by Rachel James-Terry
In the late 80’s, the term “latchkey kids” was a popular phrase used to describe children who, after school, go home to an empty house due to their parent(s) being at work. According to the Afterschool Alliance, approximately 15 million U.S. children are currently without adult supervision during the afternoon hours. In efforts to combat such steep statistics, Jackson State University’s Kids Kollege Enrichment Program participated in the “Lights On Afterschool” campaign.
“Lights On Afterschool is a national event where over 8,000 afterschool programs, including statewide, rallied for support and to get supporters out to hear and see what after-school programs are doing,” said Tierra Strong, program director for JSU’s Kids Kollege.
Since its inception in 1983, Kids Kollege has sought to provide contemporary opportunities for Jackson metro area students to excel academically, emotionally and socially. From Monday to Friday, students are welcomed into an individualized approach environment that emphasizes continued learning in a fun atmosphere. Dr. Daniel Watkins, dean of the College of Education and Human Development, shared droll tidbits of his childhood without aftercare programs saying, “After school for me was work.

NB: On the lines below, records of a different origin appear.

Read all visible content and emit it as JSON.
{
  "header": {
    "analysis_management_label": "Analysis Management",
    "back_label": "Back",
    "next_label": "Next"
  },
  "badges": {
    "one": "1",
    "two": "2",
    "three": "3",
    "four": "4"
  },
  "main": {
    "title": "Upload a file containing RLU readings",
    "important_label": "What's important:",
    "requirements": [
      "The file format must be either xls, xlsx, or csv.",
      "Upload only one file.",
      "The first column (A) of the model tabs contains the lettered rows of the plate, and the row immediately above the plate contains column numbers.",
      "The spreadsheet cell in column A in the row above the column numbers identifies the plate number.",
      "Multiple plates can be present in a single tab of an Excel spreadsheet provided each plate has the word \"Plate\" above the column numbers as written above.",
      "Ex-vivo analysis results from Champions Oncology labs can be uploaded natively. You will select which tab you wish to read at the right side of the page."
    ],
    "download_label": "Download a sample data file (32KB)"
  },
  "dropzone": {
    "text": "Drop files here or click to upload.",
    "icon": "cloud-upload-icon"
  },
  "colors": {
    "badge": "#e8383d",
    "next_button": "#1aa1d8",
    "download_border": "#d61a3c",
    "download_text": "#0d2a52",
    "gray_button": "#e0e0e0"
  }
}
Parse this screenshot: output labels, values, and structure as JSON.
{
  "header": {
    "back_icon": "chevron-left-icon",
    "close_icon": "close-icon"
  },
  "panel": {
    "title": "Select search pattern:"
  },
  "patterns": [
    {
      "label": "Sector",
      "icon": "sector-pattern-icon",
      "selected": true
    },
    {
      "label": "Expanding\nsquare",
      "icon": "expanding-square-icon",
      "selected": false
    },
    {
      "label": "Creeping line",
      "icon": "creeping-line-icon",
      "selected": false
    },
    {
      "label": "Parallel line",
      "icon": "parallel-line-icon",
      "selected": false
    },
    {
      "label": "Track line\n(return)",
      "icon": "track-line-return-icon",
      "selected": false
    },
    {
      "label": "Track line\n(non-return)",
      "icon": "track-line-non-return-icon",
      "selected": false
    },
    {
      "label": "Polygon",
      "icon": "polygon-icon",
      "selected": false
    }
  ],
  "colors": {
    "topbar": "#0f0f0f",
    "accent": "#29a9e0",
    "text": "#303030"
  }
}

When we would leave school, we had to do chores, but I was able to learn a whole lot.”
“Growing up in a financially strapped family left little room for extracurricular activities,” Watkins remarked. So, he learned how to read his grandfather’s newspapers and from there an affinity sprouted for books and geography.
He then challenged the room of students and supporters to “read, read, read, read – enjoy yourself and have an exciting time.”
Fifth-grader Jamia Knox has been attending Kids Kollege for a little over three years.
“I like coming here and learning after school. You don’t have to go straight home and be without someone helping you with your homework. There are a lot of things to do at Kids Kollege, and more people should get their kids involved,” she said.
Jasmine Young, a senior elementary education major at JSU, began volunteering at Kids Kollege as a sophomore to complete the university’s community service requirements. “I’ve been here ever since, and I love the experience. I love how the children are always so active and always learning the different activities,” Young gushed.
Eleven-year-old Jonathan Buford took time out from a group of his friends to explain how they are collecting canned and packaged food to donate to parents whose kids are in long-term care at Blair E. Batson Children’s Hospital. “It makes me feel good,” said Buford, smiling shyly.